The Academy president Cheryl Boone Isaacs is frustrated about the diversity problem that’s plaguing Hollywood, which was reflected in the Oscar nominations for the second year in a row. If #OscarsSoWhite hashtag trending wasn’t embarrassing enough, Isaacs, who’s black, had to give a statement in the midst of a boycott which is happening due to the whitewashed nominations.
The Academy president is now rolling out a plan that will not wait for the industry to catch up. According to the Hollywood Reporter, in order to rectify this for years to come, there will be three additional seats added to the board of governors. Additionally, “individual members’ voting rights will be reviewed every ten years to determine if they have remained active in the business.”
In order to promote diversity, the Academy plans to diversify by doubling the number of women and “diversify members” by 2020. If members aren’t active after they are reevaluated, their right to vote will be revoked.

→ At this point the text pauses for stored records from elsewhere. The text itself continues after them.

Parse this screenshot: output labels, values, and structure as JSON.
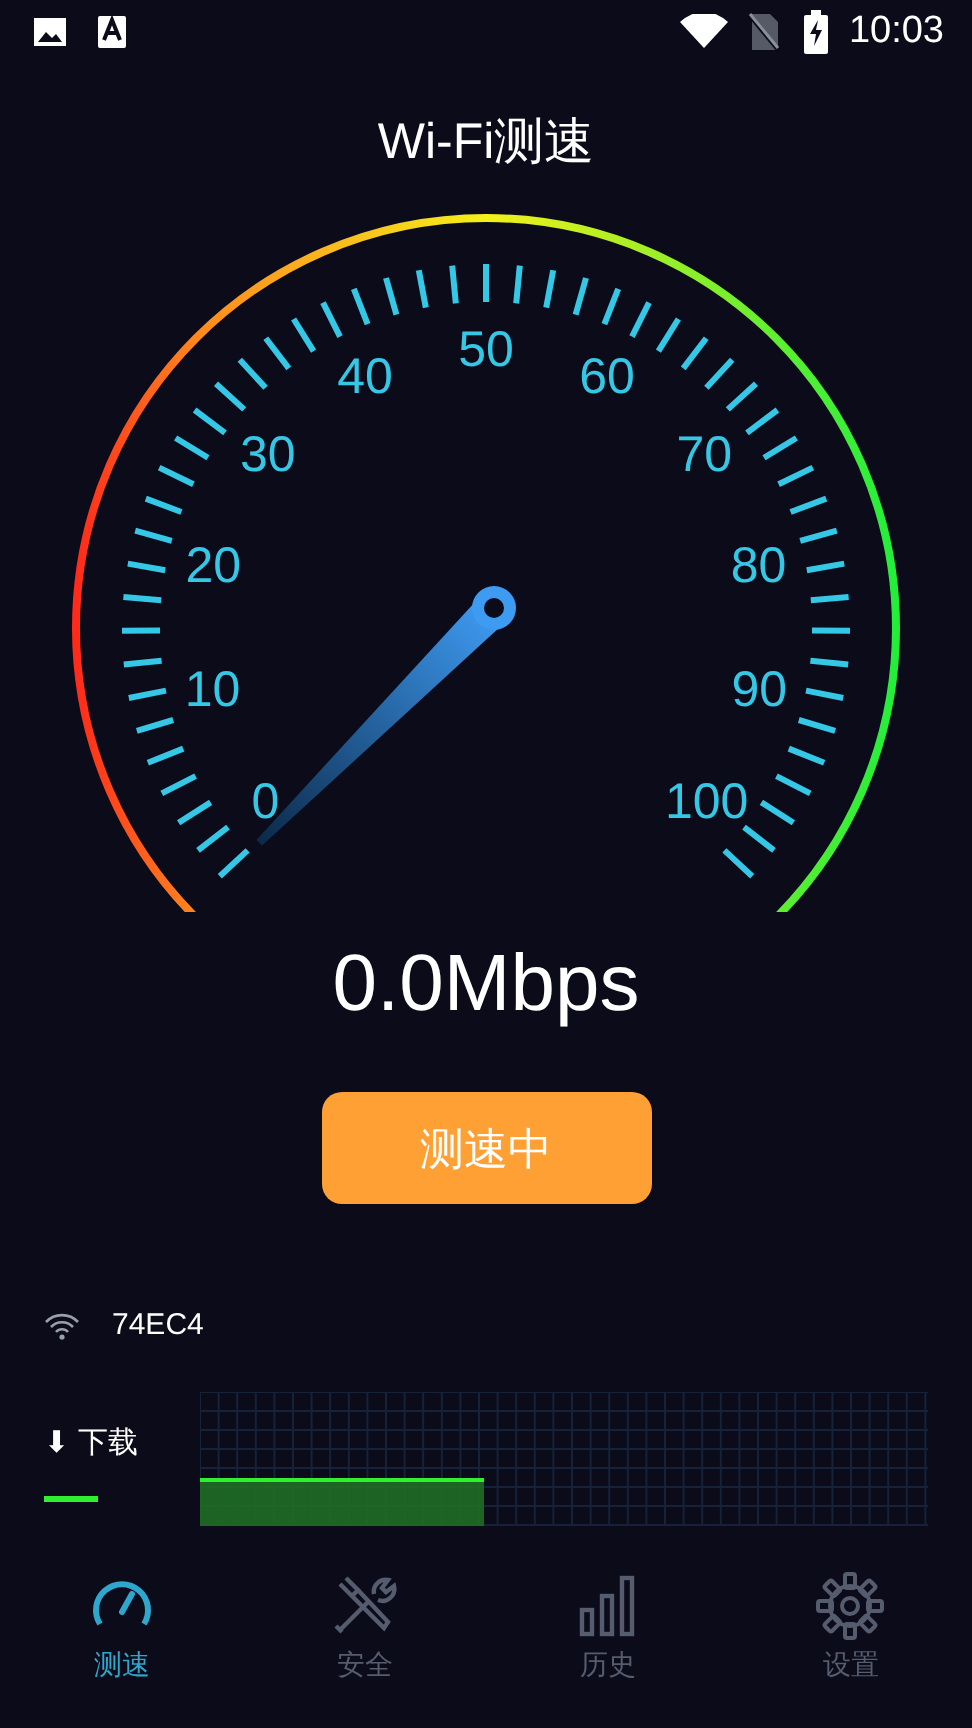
{
  "status_bar": {
    "time": "10:03"
  },
  "title": "Wi-Fi测速",
  "gauge": {
    "scale_labels": [
      "0",
      "10",
      "20",
      "30",
      "40",
      "50",
      "60",
      "70",
      "80",
      "90",
      "100"
    ]
  },
  "reading": "0.0Mbps",
  "action_button": "测速中",
  "network": {
    "name": "74EC4"
  },
  "legend": {
    "label": "下载",
    "arrow": "⬇"
  },
  "tabs": [
    {
      "label": "测速",
      "kind": "speed",
      "selected": true
    },
    {
      "label": "安全",
      "kind": "tools",
      "selected": false
    },
    {
      "label": "历史",
      "kind": "history",
      "selected": false
    },
    {
      "label": "设置",
      "kind": "settings",
      "selected": false
    }
  ]
}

So, how will these new members get to be a part of the Academy? Well, that won’t really change too much. You still need to be sponsored by someone who’s already a part of the committee, but the Academy plans to launch a new system too.
In a statement, Cheryl Boone Isaacs said, “These new measures regarding governance and voting will have an immediate impact and begin the process of significantly changing our membership composition.”
This isn’t the first time that Cheryl Boone Isaacs has made a statement. While the president made a statement last year, this year she seemed a bit more frustrated with the situation at hand when the nominations were announced.
“I’d like to acknowledge the wonderful work of this year’s nominees. While we celebrate their extraordinary achievements, I am both heartbroken and frustrated about the lack of inclusion. This is a difficult but important conversation, and it’s time for big changes. The Academy is taking dramatic steps to alter the makeup of our membership. In the coming days and weeks we will conduct a review of our membership recruitment in order to bring about much-needed diversity in our 2016 class and beyond.”
— Variety (@Variety) January 21, 2016
The latest person to weigh in on the boycott is actor and nominee Mark Ruffalo, who has stood in solidarity with those that choose to boycott but has decided, since he’s nominated for Spotlight, that he will go to the ceremony.
The actor, who’s no stranger as an advocate for all kinds of issues, told BBC Breakfast that the nominations were indicative of America. Ruffalo said that the entire American system is “rife with white privilege racism. It goes into our justice system.”
Following the interview, Ruffalo tweeted to combat confusion on whether or not he would take part in the boycott.
To clear up any confusion. I will be going to the Oscars in support of the victims of clergy Sexual Abuse and good journalism. #Spotlight
— Mark Ruffalo (@MarkRuffalo) January 21, 2016
Ruffalo isn’t the only nominee speaking up. Actress Brie Larson, who’s poised to take home the award for Best Actress for Room, spoke up in an Instagram post.
Thank you @hollywoodreporter for covering this very unique moment in my life! It was wonderful spending time with all of you. Personally, I’m interested in reading their article on #OscarsSoWhite. This is a conversation that deserves attention.
A photo posted by Brie (@brielarson) on
Black actors who were snubbed such as Will Smith and Idris Elba have spoken out about the inequality that faces the Oscars. During his speech, Elba said, “My agent and I, we’d get scripts and we were always asked to read the ‘black male’ character. Or ‘the athletic type.’ But when a script called for a ‘black male,’ it wasn’t describing a character. It was describing a skin color.”
What do you think about the new plans? Do you think it will make a difference?
[Photo by Kevin Winter/Getty Images]